BERLIN – The media frenzy in Germany in the past few days over the recommendation issued by the president of the Central Council of Jews not to walk around with a skullcap in "problematic neighborhoods" (meaning neighborhoods with a population which is mostly made up of Muslim immigrants) points to the German public's superficial way of dealing with the local anti-Semitism problem.
"How can such a thing happen in today's Germany, 70 years after the Holocaust?" is the politically correct question heard from every direction.
How can it, really? A number of other much more serious incidents have taken place in recent months without creating any excitement. First, the anti-Semitic rampage in the anti-Israel protests which took place in the past summer on the streets of Germany's cities during the conflict between Hamas and Israel.
A late response to this outburst of hatred was the decision made by German Interior Minister Thomas de Maizière, a member of Chancellor Angela Merkel's party, to appoint a committee of experts to present recommendations for the battle against anti-Semitism. Nothing has happened since then. Actually, something has happened. The minister decided not to include Jewish representatives in the new committee. In other words, he denied the Jews' right to influence decisions about an issue which greatly affects their daily life from within the committee.
Different organizations expressed their anger over the expert committee's puzzling composition, but the interior minister decided to ignore the criticism. Jewish organizations, which see de Maizière's approach as an attempt by the German government to underestimate the importance of dealing with the anti-Semitism problem, appointed their own expert committee last weekend in order to prevent a political slumber in light of the recent security-related escalation experienced by Jews in most Western European countries.
The Germany interior minister's motive can possibly be found in a study authored recently by the Center for Research on Anti-Semitism at the Technical University of Berlin, one of the only academic bodies established in Europe to deal with the issue of anti-Semitism. In the past few years, however, this body, which received generous governmental funding, has begun diverting its studies from anti-Semitism to Islamophobia, claiming it is a more urgent problem in the current European reality.
The new study, "Anti-Semitism as Problem and Symbol – Phenomena and Interventions in Berlin," presents a clear trend to cut down on the dimensions of anti-Semitism in Germany, mainly among the Muslim communities, and accuse Jewish organizations of overrating the extent of the problem.
The study creates the impression, according to Jewish organizations, that anti-Semitism is not a problem of the German society, but of Jewish bodies which are fighting anti-Semitism in order to create their right to exist.
Germany has discovered the most efficient way to fight anti-Semitism: Deny its existence or claim that anti-Semitism is basically a legitimate way of criticizing Israel.
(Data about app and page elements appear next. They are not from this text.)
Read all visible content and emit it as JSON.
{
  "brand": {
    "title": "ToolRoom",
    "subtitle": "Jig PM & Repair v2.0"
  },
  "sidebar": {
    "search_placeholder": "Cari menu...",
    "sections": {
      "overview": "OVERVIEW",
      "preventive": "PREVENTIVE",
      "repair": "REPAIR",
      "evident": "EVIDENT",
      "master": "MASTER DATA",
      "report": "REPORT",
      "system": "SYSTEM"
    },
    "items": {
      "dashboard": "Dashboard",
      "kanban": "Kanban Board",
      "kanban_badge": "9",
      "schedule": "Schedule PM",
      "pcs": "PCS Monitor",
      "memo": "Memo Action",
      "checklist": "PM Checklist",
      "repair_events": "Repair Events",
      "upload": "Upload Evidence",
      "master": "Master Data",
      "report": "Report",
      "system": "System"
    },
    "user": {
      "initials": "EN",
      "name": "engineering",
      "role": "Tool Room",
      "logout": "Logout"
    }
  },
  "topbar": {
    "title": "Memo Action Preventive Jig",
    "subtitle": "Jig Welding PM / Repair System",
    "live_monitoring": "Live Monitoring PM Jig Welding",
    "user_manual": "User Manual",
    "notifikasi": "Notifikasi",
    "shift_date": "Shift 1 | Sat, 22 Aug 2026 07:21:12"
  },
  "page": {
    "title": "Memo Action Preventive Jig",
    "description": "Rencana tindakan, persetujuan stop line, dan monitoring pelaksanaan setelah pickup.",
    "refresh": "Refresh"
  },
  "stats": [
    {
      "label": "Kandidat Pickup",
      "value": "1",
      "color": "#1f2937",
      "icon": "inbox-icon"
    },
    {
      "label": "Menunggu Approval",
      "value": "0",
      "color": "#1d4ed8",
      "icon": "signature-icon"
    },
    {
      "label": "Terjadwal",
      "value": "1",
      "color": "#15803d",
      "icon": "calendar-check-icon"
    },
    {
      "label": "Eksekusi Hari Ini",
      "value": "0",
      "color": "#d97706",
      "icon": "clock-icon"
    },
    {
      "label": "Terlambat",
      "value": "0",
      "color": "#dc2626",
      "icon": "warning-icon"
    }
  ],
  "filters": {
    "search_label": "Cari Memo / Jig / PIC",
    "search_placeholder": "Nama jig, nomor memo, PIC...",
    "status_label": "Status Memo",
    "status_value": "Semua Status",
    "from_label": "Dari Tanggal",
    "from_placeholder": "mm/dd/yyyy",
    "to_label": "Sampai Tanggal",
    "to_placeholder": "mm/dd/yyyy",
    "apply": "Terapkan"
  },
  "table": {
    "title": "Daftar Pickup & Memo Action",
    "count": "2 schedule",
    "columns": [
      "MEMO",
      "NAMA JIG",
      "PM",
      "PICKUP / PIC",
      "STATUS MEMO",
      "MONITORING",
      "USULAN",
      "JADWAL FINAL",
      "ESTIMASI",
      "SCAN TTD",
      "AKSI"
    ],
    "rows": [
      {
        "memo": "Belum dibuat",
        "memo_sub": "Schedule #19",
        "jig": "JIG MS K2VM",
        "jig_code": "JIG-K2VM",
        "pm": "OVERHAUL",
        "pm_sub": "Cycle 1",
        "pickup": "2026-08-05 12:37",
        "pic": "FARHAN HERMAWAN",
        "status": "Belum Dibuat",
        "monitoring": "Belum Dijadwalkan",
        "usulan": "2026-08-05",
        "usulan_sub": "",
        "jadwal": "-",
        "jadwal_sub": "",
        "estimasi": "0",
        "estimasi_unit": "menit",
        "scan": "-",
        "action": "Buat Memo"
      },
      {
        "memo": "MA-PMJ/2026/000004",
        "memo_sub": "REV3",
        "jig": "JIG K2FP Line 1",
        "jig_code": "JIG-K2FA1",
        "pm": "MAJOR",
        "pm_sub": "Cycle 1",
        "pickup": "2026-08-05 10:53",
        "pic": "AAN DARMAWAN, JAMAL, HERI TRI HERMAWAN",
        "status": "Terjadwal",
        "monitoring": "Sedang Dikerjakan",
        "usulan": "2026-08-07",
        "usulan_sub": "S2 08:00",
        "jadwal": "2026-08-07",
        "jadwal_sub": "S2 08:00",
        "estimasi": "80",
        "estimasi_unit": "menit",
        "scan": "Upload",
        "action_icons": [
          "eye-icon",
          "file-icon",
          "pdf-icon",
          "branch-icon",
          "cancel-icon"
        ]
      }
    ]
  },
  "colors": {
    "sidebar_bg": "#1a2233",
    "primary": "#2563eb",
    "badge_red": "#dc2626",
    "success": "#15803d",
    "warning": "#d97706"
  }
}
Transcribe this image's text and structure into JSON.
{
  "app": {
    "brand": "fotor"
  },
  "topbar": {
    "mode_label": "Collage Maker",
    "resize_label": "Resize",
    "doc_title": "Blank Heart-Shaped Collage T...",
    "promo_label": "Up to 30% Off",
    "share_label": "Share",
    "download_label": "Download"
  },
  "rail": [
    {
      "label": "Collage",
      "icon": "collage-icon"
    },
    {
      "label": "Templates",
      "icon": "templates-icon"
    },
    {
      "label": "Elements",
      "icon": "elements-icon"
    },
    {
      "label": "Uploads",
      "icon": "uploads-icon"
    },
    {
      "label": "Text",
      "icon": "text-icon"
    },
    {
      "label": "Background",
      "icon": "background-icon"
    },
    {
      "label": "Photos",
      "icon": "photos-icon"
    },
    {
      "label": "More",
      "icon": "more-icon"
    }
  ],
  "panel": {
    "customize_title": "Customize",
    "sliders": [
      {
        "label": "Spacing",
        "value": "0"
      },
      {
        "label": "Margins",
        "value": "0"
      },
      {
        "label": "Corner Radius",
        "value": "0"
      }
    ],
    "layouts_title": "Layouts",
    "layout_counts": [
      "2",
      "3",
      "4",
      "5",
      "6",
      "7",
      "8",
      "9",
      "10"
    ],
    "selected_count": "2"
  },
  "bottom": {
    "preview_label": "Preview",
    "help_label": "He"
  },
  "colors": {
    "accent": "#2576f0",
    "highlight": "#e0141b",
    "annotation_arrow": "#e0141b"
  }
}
And then, they tell us that Germany has learned a lesson from its history.